◆ What is needed
Check each line of the entries. Copy the ones that contain the string "Compatibility".

◆ Provided records
##########

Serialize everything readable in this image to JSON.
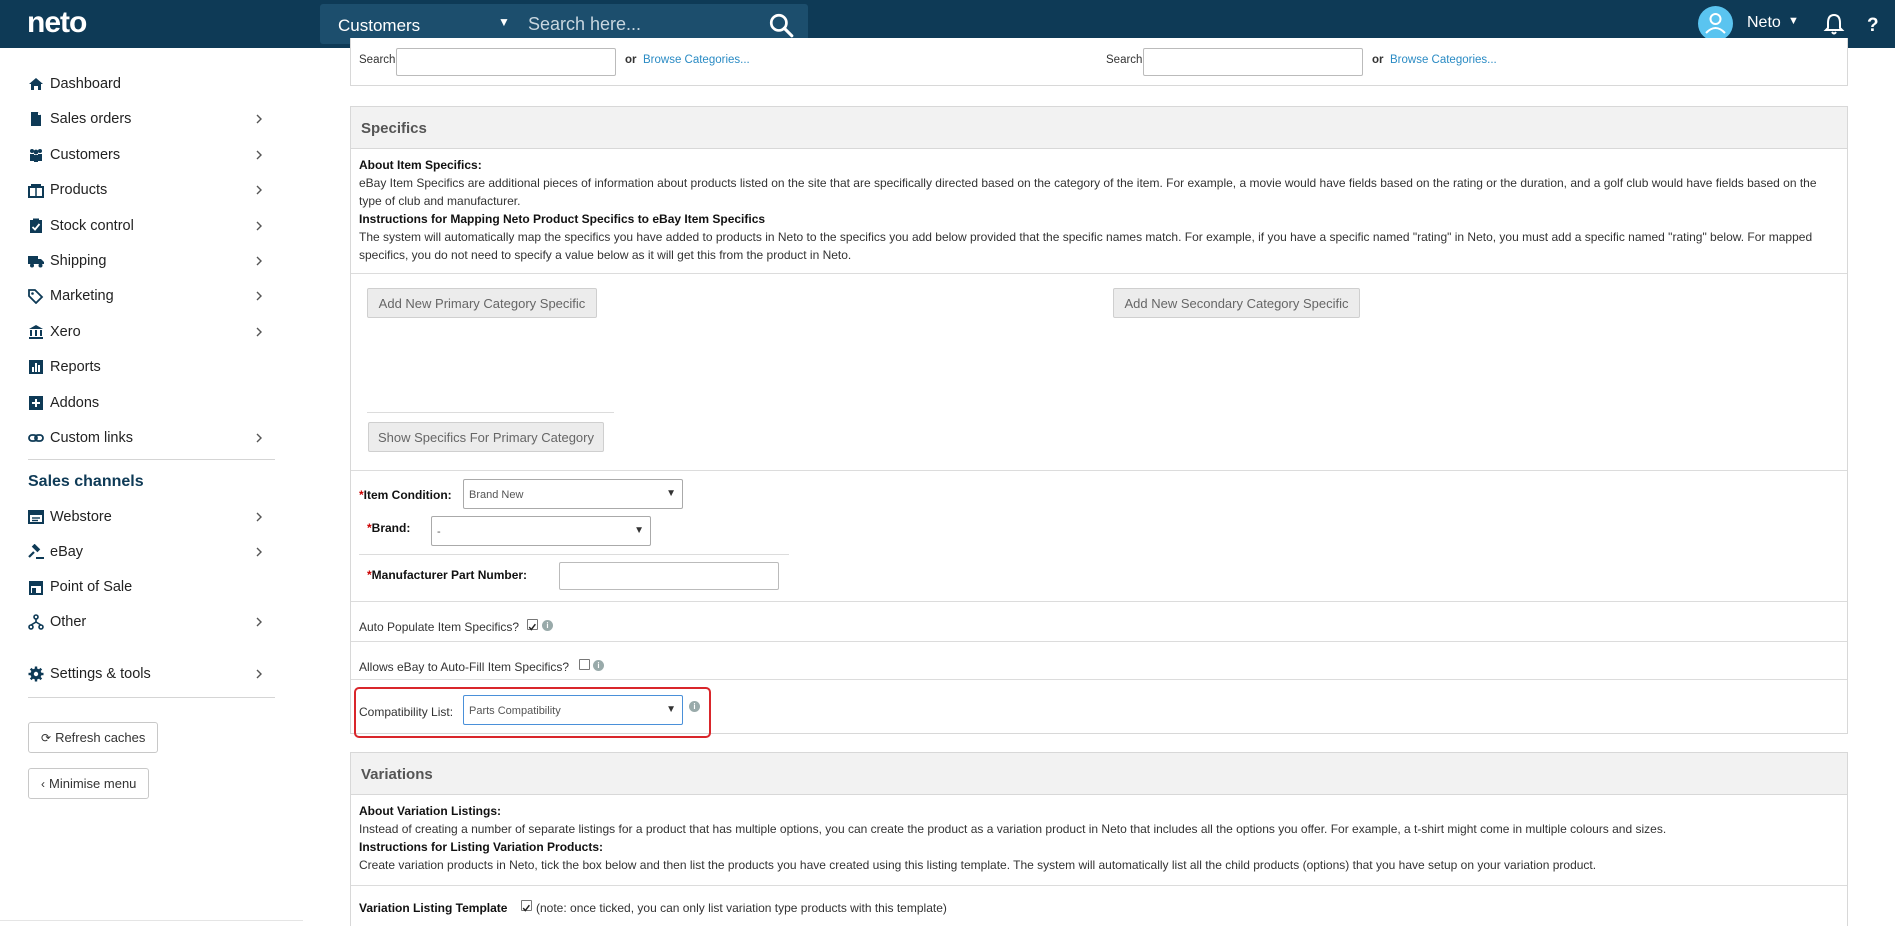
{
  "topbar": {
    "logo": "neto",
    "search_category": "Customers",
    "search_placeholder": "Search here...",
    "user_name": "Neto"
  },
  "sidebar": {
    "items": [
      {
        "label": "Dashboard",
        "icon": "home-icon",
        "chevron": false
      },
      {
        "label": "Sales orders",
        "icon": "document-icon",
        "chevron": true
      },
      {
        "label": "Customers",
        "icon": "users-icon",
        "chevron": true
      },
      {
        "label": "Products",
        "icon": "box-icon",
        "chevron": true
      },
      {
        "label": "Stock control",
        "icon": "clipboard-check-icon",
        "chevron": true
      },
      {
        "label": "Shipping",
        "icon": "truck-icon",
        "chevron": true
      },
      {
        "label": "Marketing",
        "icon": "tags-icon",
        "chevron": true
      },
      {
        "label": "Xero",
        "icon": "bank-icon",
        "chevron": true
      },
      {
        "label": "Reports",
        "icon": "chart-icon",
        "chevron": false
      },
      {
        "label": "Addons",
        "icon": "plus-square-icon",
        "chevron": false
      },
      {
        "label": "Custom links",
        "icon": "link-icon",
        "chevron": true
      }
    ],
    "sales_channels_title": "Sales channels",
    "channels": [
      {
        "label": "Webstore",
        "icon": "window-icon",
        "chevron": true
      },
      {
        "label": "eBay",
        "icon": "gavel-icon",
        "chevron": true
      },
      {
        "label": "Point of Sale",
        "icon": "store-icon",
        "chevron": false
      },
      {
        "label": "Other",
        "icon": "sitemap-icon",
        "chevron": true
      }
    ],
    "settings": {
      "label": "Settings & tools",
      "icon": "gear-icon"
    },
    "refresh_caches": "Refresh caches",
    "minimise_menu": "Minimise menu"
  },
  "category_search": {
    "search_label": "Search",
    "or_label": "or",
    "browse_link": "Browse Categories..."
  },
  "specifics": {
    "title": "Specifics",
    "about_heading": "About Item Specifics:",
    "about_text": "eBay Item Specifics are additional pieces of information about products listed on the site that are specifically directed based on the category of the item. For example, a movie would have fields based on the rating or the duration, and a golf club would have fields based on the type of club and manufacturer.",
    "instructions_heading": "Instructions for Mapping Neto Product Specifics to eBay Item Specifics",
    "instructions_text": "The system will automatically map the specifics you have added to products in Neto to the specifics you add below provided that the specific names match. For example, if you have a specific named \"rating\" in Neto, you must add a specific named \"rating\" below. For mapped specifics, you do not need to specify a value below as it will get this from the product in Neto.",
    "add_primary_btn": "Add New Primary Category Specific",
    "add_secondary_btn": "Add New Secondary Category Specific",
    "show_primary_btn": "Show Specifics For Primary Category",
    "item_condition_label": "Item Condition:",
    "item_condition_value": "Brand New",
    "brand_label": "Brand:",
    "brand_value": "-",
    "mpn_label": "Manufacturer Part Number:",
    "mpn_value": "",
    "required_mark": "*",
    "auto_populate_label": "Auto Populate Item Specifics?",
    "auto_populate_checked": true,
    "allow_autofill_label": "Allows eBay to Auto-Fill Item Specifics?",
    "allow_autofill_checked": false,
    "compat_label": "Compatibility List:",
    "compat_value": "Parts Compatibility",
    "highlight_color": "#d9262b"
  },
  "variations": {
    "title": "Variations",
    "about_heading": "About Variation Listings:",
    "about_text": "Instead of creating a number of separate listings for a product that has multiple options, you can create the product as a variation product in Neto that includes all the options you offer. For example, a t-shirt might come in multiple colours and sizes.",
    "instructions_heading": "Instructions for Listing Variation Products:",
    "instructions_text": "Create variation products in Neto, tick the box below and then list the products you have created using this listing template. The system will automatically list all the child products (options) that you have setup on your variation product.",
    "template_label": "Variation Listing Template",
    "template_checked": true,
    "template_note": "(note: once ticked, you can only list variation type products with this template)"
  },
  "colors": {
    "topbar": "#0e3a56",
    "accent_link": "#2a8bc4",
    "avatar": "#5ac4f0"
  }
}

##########

◆ Response to this task
    "compat_label": "Compatibility List:",
    "compat_value": "Parts Compatibility",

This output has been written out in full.